Savita’s sister Anita alleged that Savita’s in-laws poured petrol on her and set her on fire. “Savita called me on August 30 to tell me that her life was in danger, but I did not take her seriously,” says Anita.
A case was filed with Mandawali police station, and a sub-divisional magistrate is conducting a probe into the death.
All these atrocities are reported despite the government prohibiting dowry through the Dowry Prohibition Act, 1961. Women’s rights activists, however, say that the act was never properly implemented. “Prohibition officers were supposed to have been appointed, but nothing happened and young women continue to be killed,” says Ranjana Kumari, director of Centre for Social Research.
In 1986, the Indian Penal Code was amended to include section 304-B over murders following harassment for dowry. Section 498-A was also added to define harassment and cruelty by husband and his relatives. Despite stringent laws, 8,233 women were killed in dowry related crimes across the country in 2012.
Taking stock of the issue, the Supreme Court ruled in June 2012 that a sentence lesser than life term cannot be awarded to convicts for heinous offences such as dowry death where the victim is killed in a brutal manner.
The Union Women and Child Development ministry has also been seeking life term for those convicted in dowry death cases.
In one of the most infamous cases, 25-year-old Pravartika Gupta and her 13-month-old daughter Idika were set on fire at their house in south Delhi’s Sarojini Nagar in October 2012.
Pravartika died at Safdarjung Hospital eight days after the attack, which also left her daughter with 55 per cent burns. It was alleged that Pravartika’s husband Ashutosh Gupta and father-in-law Ram Mohan Gupta set them on fire while they were sleeping.

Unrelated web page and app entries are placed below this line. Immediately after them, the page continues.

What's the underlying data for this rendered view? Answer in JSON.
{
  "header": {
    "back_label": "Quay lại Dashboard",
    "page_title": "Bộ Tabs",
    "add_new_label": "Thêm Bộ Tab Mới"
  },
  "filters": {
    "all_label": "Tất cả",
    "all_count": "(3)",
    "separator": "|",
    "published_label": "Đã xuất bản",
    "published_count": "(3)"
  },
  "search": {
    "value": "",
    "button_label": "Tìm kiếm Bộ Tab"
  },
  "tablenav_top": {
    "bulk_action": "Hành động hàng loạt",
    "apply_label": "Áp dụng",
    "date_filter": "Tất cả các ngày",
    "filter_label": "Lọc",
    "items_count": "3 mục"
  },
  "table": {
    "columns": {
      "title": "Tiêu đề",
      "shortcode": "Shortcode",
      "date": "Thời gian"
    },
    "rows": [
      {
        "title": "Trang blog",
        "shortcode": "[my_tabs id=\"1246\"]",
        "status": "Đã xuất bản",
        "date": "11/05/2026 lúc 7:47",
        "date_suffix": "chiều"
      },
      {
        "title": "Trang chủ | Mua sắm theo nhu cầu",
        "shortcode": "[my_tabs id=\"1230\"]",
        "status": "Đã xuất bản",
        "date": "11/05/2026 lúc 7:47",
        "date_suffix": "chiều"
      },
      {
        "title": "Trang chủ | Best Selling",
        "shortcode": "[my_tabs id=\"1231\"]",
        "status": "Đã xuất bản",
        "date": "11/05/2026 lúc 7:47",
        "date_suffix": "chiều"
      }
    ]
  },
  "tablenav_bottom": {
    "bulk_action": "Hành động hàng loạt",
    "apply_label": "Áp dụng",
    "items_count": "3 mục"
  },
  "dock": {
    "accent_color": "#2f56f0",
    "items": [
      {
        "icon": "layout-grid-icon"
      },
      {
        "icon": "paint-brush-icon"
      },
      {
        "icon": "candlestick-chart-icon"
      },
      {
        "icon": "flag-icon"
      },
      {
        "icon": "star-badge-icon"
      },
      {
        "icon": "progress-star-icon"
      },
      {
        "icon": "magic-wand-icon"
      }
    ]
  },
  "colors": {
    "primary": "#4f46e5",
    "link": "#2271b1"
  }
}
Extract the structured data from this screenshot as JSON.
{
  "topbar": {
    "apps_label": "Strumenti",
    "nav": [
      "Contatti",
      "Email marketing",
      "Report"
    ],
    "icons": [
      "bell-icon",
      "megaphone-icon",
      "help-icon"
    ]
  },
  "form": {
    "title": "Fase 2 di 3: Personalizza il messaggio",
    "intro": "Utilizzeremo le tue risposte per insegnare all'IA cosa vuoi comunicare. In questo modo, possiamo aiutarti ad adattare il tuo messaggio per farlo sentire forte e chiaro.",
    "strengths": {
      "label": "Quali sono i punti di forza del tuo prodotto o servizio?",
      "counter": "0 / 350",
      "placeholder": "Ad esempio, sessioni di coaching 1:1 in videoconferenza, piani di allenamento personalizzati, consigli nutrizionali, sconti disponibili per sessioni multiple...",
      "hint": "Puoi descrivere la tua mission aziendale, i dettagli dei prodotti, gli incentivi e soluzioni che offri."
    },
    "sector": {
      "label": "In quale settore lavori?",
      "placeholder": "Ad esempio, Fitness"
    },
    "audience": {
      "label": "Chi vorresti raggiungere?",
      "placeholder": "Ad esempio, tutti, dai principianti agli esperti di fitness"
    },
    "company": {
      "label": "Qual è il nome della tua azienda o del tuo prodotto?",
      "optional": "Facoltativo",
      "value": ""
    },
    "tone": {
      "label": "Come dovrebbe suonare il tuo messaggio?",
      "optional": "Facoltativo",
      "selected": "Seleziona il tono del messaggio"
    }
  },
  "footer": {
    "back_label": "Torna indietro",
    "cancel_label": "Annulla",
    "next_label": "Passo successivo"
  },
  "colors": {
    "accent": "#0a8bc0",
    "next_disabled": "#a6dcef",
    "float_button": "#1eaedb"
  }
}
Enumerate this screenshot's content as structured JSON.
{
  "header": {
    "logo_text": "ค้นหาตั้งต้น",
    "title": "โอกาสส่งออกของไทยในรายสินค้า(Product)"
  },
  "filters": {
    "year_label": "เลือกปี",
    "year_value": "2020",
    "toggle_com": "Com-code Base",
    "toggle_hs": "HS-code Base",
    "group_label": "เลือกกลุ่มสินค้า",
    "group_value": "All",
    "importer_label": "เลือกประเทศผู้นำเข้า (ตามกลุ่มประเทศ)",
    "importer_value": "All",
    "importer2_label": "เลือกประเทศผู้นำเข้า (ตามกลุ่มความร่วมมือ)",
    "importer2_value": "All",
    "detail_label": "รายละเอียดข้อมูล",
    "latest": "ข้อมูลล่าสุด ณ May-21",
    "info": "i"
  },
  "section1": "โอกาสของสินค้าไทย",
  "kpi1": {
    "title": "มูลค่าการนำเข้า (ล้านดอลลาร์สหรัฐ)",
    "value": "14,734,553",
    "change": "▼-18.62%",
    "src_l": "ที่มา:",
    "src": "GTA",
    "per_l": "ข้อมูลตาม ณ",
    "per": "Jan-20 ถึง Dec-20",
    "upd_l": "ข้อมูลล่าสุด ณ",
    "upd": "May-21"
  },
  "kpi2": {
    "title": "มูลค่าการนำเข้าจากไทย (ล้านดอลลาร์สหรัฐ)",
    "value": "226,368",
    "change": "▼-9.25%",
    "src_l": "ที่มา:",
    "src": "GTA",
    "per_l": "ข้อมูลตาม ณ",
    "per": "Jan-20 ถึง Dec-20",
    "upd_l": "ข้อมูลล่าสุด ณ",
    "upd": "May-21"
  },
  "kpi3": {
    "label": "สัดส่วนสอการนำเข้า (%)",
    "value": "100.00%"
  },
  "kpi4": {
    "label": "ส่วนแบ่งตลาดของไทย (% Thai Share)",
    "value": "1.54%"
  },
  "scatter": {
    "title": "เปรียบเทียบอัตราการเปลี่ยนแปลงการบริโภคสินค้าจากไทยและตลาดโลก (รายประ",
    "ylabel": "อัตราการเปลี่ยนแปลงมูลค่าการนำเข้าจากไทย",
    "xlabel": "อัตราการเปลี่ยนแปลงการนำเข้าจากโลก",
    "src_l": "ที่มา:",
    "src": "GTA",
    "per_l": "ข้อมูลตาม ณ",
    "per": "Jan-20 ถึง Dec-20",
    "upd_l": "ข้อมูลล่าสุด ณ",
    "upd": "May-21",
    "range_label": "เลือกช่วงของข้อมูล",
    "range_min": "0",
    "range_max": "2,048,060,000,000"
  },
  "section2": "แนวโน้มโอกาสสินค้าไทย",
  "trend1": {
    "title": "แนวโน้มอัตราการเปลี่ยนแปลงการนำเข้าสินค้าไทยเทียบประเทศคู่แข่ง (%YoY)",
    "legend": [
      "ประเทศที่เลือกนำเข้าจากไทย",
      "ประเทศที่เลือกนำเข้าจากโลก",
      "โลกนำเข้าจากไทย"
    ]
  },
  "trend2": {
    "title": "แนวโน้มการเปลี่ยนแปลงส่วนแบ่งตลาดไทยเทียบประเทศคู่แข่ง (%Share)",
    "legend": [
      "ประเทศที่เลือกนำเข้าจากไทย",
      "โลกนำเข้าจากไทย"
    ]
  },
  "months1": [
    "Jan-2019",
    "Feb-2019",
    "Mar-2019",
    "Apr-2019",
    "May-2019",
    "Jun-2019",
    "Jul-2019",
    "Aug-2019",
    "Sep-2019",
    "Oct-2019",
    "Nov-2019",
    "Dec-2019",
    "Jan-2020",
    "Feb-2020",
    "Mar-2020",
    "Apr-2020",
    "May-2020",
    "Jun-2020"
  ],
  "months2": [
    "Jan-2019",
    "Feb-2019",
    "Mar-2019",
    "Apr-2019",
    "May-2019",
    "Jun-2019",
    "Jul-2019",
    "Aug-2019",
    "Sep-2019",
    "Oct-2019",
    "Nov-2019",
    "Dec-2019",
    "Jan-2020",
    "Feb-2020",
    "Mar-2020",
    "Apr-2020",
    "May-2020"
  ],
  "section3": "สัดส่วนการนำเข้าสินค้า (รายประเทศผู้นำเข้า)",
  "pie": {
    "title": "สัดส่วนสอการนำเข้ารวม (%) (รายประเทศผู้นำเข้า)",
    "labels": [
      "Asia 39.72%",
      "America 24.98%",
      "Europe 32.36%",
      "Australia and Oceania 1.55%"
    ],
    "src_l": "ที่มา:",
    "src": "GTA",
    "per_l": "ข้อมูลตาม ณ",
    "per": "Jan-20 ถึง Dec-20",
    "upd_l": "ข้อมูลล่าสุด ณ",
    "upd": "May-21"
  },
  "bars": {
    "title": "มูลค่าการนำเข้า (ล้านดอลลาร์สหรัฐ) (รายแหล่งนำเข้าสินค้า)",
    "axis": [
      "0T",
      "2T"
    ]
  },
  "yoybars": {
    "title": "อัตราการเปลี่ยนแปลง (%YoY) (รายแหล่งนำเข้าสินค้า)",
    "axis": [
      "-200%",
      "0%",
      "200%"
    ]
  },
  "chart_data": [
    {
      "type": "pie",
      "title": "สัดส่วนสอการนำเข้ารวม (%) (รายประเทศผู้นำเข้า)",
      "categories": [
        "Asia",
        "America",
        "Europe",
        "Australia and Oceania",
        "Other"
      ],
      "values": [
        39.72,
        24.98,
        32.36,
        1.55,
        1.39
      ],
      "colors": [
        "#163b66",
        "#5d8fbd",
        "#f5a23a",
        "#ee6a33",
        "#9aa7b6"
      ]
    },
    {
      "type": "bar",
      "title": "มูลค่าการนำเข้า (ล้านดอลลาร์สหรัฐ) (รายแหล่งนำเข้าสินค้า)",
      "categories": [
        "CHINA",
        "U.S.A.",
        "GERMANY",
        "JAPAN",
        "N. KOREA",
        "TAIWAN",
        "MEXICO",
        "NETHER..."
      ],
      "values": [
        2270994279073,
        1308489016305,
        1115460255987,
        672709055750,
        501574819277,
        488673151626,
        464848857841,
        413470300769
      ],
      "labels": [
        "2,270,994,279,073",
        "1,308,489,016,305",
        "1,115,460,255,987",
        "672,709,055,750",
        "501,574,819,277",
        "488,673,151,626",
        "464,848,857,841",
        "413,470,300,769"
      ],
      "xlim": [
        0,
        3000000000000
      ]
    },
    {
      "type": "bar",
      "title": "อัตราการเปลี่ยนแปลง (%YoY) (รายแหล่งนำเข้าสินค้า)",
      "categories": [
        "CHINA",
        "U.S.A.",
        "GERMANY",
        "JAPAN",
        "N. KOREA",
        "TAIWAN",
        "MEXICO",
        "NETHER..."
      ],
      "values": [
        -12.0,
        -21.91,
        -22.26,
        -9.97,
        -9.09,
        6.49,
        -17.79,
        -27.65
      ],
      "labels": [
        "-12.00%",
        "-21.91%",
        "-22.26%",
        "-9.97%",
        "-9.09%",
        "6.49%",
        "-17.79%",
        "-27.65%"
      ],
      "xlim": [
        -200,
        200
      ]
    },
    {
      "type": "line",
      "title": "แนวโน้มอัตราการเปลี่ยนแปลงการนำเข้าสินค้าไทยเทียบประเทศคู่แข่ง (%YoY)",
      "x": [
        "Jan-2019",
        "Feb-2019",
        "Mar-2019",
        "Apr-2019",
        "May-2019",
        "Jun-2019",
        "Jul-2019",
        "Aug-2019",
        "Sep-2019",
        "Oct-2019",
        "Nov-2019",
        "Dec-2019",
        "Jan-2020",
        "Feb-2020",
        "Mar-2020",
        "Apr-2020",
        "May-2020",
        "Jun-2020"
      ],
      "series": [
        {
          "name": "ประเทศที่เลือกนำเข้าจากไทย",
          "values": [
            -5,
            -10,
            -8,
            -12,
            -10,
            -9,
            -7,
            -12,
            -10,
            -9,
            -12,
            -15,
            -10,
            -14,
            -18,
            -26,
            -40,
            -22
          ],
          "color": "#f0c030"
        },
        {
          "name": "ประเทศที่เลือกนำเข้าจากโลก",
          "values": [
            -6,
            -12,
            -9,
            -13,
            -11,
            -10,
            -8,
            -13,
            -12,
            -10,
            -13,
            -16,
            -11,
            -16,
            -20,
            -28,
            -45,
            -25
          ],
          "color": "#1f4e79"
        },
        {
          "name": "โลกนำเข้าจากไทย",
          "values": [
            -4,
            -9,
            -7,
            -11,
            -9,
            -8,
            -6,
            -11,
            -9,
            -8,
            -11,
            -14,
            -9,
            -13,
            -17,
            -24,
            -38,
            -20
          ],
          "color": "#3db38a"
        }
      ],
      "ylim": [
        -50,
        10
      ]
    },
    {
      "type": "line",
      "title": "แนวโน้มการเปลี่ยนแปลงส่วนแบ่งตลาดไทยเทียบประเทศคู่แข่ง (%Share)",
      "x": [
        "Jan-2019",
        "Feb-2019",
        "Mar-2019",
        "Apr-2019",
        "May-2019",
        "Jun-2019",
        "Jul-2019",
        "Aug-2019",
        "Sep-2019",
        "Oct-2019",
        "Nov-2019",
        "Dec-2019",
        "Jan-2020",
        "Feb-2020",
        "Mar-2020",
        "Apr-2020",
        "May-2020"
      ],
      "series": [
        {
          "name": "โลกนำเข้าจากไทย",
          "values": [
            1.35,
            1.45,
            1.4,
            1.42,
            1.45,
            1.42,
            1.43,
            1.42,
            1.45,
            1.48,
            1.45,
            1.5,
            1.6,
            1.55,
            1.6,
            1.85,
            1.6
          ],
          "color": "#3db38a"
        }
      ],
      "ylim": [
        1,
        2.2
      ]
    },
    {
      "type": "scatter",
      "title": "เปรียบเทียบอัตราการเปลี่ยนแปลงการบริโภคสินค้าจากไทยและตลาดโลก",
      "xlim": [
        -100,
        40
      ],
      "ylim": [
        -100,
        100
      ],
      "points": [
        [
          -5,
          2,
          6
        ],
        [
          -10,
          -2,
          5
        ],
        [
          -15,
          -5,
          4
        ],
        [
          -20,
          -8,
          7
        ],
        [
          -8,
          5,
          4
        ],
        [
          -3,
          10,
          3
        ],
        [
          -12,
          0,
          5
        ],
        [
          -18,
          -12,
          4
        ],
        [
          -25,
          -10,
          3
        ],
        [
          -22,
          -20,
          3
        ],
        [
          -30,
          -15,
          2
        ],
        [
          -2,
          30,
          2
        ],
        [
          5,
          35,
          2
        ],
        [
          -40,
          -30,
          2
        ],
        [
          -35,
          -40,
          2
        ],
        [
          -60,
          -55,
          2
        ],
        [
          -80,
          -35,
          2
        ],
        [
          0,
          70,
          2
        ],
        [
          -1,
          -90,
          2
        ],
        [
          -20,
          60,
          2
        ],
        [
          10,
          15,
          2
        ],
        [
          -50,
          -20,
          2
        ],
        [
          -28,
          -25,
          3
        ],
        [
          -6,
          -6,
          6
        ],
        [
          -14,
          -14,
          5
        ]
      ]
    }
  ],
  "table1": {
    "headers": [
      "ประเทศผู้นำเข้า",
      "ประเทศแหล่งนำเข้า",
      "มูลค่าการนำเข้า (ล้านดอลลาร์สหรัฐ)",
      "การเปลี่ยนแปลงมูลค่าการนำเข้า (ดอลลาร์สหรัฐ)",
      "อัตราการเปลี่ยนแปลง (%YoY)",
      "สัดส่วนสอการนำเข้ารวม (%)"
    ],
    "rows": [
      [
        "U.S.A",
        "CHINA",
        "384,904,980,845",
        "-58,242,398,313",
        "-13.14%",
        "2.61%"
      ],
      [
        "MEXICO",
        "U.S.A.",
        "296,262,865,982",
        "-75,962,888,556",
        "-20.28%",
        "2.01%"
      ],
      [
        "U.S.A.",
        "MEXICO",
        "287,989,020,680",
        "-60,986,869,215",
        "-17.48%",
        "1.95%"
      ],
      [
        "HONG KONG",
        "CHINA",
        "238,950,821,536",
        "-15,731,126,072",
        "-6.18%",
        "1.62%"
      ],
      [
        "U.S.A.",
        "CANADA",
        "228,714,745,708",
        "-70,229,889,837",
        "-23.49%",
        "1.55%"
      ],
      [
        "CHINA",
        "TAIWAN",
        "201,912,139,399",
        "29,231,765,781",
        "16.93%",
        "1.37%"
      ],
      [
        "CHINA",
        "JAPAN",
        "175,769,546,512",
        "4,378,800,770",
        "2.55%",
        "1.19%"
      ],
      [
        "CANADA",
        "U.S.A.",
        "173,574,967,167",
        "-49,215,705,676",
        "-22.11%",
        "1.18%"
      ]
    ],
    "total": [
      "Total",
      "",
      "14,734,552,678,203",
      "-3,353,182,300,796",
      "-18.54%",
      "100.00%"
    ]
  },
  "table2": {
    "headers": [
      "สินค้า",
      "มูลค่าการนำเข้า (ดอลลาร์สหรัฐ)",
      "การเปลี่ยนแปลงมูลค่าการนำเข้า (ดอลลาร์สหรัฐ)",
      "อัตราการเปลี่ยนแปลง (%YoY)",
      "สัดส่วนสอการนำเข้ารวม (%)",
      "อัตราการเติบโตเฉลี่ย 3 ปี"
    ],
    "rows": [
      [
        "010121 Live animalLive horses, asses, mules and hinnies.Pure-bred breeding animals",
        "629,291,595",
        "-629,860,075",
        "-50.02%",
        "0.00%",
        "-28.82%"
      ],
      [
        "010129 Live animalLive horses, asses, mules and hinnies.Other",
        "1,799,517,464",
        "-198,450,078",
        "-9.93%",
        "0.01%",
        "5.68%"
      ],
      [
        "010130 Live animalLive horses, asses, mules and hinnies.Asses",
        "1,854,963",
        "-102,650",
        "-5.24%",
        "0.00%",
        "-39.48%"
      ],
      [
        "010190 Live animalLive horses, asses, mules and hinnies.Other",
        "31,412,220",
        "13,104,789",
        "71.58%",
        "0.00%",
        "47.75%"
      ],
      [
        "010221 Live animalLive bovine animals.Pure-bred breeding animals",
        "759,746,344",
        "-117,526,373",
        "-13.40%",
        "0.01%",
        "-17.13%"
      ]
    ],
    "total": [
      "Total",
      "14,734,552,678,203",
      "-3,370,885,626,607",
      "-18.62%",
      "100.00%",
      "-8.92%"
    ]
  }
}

She managed to make a statement to a magistrate shortly before she succumbed to her injuries. Her father Shamveer told police that her in-laws were torturing her mentally and physically over a dowry demand of Rs 10 lakh.